Apple Developer IDThe mathematics (the magic) makes all of the above simple. The hard part of Gatekeeper is the trustworthiness of the signatures. I can sit at a my computer and create a public/private key pair that says that it belongs to Alan Turing. Since Turing has been dead for more than half a century, few people would think that it actually belongs to that great mathematician and codebreaker. But what if I picked the name of a trusted person or institution that is around today?

The answer is that some trusted third party digitally signs my public key after verifying it belongs to who it says it belongs to. I’ve discussed how this system works (and how it can break down) when it comes to web server certificates, so I won’t repeat that here; the concepts are all the same. In the case of codesigning certificates for Mac developers, Apple does that checking and signing.

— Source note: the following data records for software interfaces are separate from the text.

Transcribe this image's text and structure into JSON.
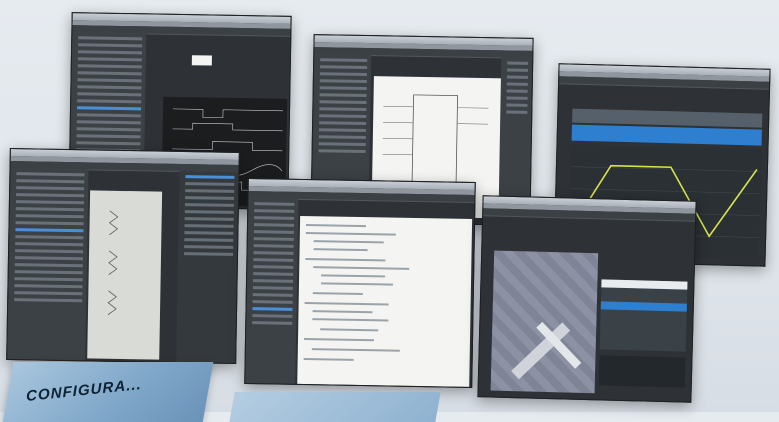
{
  "caption": {
    "label": "CONFIGURA..."
  },
  "colors": {
    "background": "#e1e6ec",
    "app_chrome": "#2e3236",
    "tree_highlight": "#4b8fd9",
    "chart_yellow": "#d8e24a",
    "waveform_green": "#7fd26a",
    "table_blue": "#2f7fd0",
    "caption_slab": "#7ea6c8"
  },
  "screens": [
    {
      "name": "timing-chart-editor",
      "content": "dark-waveform"
    },
    {
      "name": "function-block-editor",
      "content": "white-block-diagram"
    },
    {
      "name": "data-trace",
      "content": "trapezoid-trace"
    },
    {
      "name": "ladder-editor",
      "content": "ladder-rungs"
    },
    {
      "name": "structured-text-editor",
      "content": "code-listing"
    },
    {
      "name": "3d-motion-simulation",
      "content": "3d-view-with-table"
    }
  ]
}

We changed our name a while back, so at some point before Gatekeeper is in common use, we will have to update our codesigning certificate identifier from “ws.agile” to “com.agilebits”. But for the time being, when you see “ws.agile” as the entity behind the digital signature on 1Password and Knox, you should know that that is us.

Other than getting a new certificate with our new name, we have been ready and waiting for years to get on board with the new security provided by Gatekeeper.

[Update: As of 1Password 3.8.19 Beta 1, 1Password is now signed with our new Apple Developer ID, AgileBits Inc.]

Go Tell it on the Mountain Lion: 1Password will be there

Mountain LionMountain Lion and Safari 5.2 are on their way, and 1Password is readier than it has ever been at this stage in an operating system upgrade.

It won’t be news to anyone that Apple has announced that the new next version of Mac OS X, called Mountain Lion, will be released in the summer of 2012 and that we developers have been given previews to play with. Developers are under a non-disclosure agreement, so I’m not allowed to say anything about Mountain Lion and Safari 5.2 that Apple hasn’t already made public. What I can tell you is that of all the times we’ve been given a first look at a new operating system version, we’ve never had a smoother ride.

1Password Browser ExtensionCredit for this steady transition goes to our “new” way of dealing with browser integration that we developed last year. By working with the grain of browser updates and official extension support, updates barely cause a hiccough.

I should note that, since Mountain Lion is in beta until its scheduled release in summer 2012, there will almost definitely be differences between what was given to developers last week and what will be released to the public. Everything is subject to change. But the ease of this transition so far is absolutely unprecedented. We’ve only spotted one issue so far, a peculiar cosmetic turn of events. I’m sure that we will find other things that need to be fine tuned for Mountain Lion, but we are in a remarkably great position at the moment.